=== TASK ===
Render every entry exactly as it appears.

=== Data extracted from a collection ===
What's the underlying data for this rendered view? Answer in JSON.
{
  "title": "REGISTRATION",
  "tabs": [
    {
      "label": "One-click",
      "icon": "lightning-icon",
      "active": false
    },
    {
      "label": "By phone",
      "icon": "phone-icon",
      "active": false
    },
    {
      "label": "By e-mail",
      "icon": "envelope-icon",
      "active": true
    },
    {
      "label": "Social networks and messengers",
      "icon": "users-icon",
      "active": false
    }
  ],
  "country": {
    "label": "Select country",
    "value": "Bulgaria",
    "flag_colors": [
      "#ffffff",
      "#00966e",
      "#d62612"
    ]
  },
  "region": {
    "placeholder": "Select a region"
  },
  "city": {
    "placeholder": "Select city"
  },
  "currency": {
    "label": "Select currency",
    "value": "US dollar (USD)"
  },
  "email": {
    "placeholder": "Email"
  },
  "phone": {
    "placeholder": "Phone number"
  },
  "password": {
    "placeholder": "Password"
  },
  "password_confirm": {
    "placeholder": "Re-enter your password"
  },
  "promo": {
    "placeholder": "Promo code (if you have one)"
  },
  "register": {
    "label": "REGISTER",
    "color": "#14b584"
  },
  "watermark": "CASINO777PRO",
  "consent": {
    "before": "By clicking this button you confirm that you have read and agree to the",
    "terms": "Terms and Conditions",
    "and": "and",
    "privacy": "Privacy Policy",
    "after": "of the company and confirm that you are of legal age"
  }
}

=== ANSWER TO THE EXERCISE ===
What's the underlying data for this rendered view? Answer in JSON.
{
  "title": "REGISTRATION",
  "tabs": [
    {
      "label": "One-click",
      "icon": "lightning-icon",
      "active": false
    },
    {
      "label": "By phone",
      "icon": "phone-icon",
      "active": false
    },
    {
      "label": "By e-mail",
      "icon": "envelope-icon",
      "active": true
    },
    {
      "label": "Social networks and messengers",
      "icon": "users-icon",
      "active": false
    }
  ],
  "country": {
    "label": "Select country",
    "value": "Bulgaria",
    "flag_colors": [
      "#ffffff",
      "#00966e",
      "#d62612"
    ]
  },
  "region": {
    "placeholder": "Select a region"
  },
  "city": {
    "placeholder": "Select city"
  },
  "currency": {
    "label": "Select currency",
    "value": "US dollar (USD)"
  },
  "email": {
    "placeholder": "Email"
  },
  "phone": {
    "placeholder": "Phone number"
  },
  "password": {
    "placeholder": "Password"
  },
  "password_confirm": {
    "placeholder": "Re-enter your password"
  },
  "promo": {
    "placeholder": "Promo code (if you have one)"
  },
  "register": {
    "label": "REGISTER",
    "color": "#14b584"
  },
  "watermark": "CASINO777PRO",
  "consent": {
    "before": "By clicking this button you confirm that you have read and agree to the",
    "terms": "Terms and Conditions",
    "and": "and",
    "privacy": "Privacy Policy",
    "after": "of the company and confirm that you are of legal age"
  }
}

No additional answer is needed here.